We present a software synthesis method for speed-
controlled robot walking based on supervisory control of a
context-free Motion Grammar. First, we use Human-Inspired
control to identify parameters for fixed speed walking and for
transitions between fixed speeds, guaranteeing dynamic stability.
Next, we build a Motion Grammar representing the discrete-
time control for this set of speeds. Then, we synthesize C
code from this grammar and generate supervisors¹ online to
achieve desired walking speeds, guaranteeing correctness of
discrete computation. Finally, we demonstrate this approach on
the Aldebaran NAO, showing stable walking transitions with
dynamically selected speeds.
We demonstrate the automatic transfer of an
assembly task from human to robot. This work extends efforts
showing the utility of linguistic models in verifiable robot
control policies by now performing real visual analysis of
human demonstrations to automatically extract a policy for the
task. This method tokenizes each human demonstration into a
sequence of object connection symbols, then transforms the set
of sequences from all demonstrations into an automaton, which
represents the task-language for assembling a desired object.
Finally, we combine this assembly automaton with a kinematic
model of a robot arm to reproduce the demonstrated task.
We present and analyze the Motion Grammar: a
novel unified representation for task decomposition, perception,
planning, and control that provides both fast online control of
robots in uncertain environments and the ability to guarantee
completeness and correctness. The grammar represents a policy
for the task which is parsed in real-time based on perceptual
input. Branches of the syntax tree form the levels of a hierarchical
decomposition, and the individual robot sensor readings are given
by tokens. We implement this approach in the interactive game
of Yamakuzushi on a physical robot resulting in a system that
repeatably competes with a human opponent in sustained gameplay
for the roughly six minute duration of each match.
Grey, M .X.
Lofaro, Daniel M.
Bobick, Aaron F.
Egerstedt, Magnus B.

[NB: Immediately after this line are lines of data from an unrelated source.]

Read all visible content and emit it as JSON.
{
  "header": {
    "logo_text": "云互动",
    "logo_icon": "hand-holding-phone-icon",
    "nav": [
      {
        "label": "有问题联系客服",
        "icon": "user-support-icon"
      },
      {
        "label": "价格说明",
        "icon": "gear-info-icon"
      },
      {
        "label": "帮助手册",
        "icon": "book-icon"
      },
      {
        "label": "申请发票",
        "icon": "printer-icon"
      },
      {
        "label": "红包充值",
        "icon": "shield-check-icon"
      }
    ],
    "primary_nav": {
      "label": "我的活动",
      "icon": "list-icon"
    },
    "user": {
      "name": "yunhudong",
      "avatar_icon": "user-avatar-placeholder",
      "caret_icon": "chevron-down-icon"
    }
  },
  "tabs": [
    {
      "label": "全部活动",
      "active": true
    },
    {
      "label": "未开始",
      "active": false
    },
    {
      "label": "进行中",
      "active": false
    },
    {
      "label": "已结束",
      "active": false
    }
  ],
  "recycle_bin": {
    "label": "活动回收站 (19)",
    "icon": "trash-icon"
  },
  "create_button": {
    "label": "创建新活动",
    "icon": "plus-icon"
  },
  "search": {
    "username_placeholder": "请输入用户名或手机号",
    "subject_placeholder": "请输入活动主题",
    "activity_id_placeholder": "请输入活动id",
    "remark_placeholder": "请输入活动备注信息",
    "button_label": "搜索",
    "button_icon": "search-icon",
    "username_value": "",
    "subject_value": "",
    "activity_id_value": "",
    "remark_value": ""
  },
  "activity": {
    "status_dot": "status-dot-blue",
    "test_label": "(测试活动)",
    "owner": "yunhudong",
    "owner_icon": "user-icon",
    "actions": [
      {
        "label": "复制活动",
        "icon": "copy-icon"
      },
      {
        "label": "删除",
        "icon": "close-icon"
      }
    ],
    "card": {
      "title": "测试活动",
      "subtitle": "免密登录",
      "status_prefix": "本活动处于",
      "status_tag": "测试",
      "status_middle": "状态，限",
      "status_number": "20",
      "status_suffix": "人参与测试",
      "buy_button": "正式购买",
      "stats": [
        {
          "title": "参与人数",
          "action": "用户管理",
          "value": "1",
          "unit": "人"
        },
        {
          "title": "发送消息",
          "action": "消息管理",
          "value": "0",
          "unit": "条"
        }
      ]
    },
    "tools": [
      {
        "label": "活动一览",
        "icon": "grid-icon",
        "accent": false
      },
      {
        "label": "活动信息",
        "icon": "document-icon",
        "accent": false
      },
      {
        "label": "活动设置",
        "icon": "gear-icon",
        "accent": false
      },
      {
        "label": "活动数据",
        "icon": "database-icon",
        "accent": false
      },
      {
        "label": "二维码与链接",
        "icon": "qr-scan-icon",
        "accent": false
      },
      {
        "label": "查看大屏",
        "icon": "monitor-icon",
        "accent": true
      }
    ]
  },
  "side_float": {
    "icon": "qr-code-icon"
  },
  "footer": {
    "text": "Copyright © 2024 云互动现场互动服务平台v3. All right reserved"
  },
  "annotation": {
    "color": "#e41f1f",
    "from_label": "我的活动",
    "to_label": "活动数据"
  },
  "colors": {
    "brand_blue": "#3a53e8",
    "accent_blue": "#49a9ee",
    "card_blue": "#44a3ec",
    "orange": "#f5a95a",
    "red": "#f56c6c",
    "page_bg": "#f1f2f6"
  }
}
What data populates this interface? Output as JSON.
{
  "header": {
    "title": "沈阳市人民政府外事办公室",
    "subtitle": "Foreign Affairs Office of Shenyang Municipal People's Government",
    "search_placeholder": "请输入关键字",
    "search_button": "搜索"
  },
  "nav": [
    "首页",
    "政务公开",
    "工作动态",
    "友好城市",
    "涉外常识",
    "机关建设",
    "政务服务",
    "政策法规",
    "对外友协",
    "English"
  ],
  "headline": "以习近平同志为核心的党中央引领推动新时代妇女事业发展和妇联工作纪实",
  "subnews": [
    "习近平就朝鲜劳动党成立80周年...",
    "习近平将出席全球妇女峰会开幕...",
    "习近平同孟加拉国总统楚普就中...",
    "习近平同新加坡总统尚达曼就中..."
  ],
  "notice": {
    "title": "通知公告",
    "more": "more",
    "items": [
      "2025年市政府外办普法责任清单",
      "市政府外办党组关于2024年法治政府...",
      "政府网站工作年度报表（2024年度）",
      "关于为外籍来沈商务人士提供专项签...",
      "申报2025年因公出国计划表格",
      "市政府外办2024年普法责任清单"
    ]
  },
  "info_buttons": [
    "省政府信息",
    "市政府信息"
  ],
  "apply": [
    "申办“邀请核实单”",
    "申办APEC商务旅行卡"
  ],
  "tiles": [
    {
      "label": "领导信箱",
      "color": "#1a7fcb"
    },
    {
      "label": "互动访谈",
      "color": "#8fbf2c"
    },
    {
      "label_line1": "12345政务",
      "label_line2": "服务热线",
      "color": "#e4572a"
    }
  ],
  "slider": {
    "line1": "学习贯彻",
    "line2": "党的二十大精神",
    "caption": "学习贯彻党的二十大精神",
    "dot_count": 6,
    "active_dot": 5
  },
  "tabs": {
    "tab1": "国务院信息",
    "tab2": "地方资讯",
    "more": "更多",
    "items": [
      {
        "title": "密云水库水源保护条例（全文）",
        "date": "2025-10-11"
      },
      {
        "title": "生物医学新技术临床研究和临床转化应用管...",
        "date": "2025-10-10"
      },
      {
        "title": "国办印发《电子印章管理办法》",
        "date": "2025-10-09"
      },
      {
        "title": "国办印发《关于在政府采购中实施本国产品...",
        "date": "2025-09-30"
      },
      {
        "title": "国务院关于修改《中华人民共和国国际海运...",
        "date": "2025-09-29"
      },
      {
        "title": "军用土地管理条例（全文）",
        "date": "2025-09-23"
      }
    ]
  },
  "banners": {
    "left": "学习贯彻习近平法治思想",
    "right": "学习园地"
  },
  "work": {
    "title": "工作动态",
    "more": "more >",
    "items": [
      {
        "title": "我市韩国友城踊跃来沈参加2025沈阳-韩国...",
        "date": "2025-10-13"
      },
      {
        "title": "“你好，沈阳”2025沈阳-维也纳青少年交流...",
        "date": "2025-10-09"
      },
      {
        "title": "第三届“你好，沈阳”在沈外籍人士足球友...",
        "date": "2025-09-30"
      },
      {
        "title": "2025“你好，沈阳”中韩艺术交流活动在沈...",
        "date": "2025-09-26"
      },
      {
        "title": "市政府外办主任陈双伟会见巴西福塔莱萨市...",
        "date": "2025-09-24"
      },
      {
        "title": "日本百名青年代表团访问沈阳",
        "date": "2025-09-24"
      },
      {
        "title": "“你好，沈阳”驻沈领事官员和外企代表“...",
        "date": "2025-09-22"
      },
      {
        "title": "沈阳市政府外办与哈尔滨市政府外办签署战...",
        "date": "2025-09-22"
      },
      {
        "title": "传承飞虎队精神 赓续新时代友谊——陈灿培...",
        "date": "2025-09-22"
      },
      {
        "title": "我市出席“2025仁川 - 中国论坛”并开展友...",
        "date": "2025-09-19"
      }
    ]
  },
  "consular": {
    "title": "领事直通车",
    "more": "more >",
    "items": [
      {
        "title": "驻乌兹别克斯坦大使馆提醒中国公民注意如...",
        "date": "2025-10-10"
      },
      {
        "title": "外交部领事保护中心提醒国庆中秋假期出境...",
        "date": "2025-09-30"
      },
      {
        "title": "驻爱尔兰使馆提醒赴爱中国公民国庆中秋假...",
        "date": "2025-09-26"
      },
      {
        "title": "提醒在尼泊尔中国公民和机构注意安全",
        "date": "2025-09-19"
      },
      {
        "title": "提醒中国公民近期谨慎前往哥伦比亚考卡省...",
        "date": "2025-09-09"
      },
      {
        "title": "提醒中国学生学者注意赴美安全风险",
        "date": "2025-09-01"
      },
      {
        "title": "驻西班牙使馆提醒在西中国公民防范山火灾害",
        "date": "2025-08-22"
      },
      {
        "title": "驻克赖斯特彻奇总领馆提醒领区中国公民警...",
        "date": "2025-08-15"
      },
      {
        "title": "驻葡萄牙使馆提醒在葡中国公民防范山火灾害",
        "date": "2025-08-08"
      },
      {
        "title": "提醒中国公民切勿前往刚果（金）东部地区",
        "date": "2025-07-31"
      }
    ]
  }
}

Humanoid robots require greater software reliability than traditional mechantronic systems if they are to
perform useful tasks in typical human-oriented environments.
This paper covers a software architecture which distributes the
load of computation and control tasks over multiple processes,
enabling fail-safes within the software. These fail-safes ensure
that unexpected crashes or latency do not produce damaging
behavior in the robot. The distribution also offers benefits for
future software development by making the architecture modular
and extensible. Utilizing a low-latency inter-process communication protocol (Ach), processes are able to communicate with
high control frequencies. The key motivation of this software
architecture is to provide a practical framework for safe and
reliable humanoid robot software development. The authors test
and verify this framework on a HUBO2 Plus humanoid robot.
Christensen, Henrik I.
This work combines semantic maps with hybrid control models, generating a direct link between action and environment models to produce a control
policy for mobile manipulation in unstructured environments. First, we generate
a semantic map for our environment and design a base model of robot action.
Then, we combine this map and action model using the Motion Grammar Calculus to produce a combined robot-environment model. Using this combined model,
we apply supervisory control to produce a policy for the manipulation task. We
demonstrate this approach on a Segway RMP-200 mobile platform.
This paper presents three effective manipulation
strategies for wheeled, dynamically balancing robots with articulated
links. By comparing these strategies through analysis,
simulation and robot experiments, we show that contact
placement and body posture have a significant impact on the robot's ability to accelerate and displace environment objects.
Given object geometry and friction parameters we determine
the most effective methods for utilizing wheel torque to perform
We present a new Interprocess Communication
(IPC) mechanism and library. Ach is uniquely suited for
coordinating drivers, controllers, and algorithms in complex
robotic systems such as humanoid robots. Ach eliminates the
Head-of-Line Blocking problem for applications that always
require access to the newest message. Ach is efficient, robust,
and formally verified. It has been tested and demonstrated
on a variety of physical robotic systems, and we discuss the
implementation on our humanoid robot Golem Krang. Finally,
the source code for Ach is available under an Open Source
This paper provides a method for deriving provably
correct controllers for Hybrid Dynamical Systems with
Context-Free discrete dynamics, nonlinear continuous dynamics,
and nonlinear state partitioning. The proposed method
models the system using a Context-Free Motion Grammar
and specifies correct performance using a Regular language
representation such as Linear Temporal Logic. The initial
model is progressively rewritten via a calculus of symbolic
transformation rules until it satisfies the desired specification.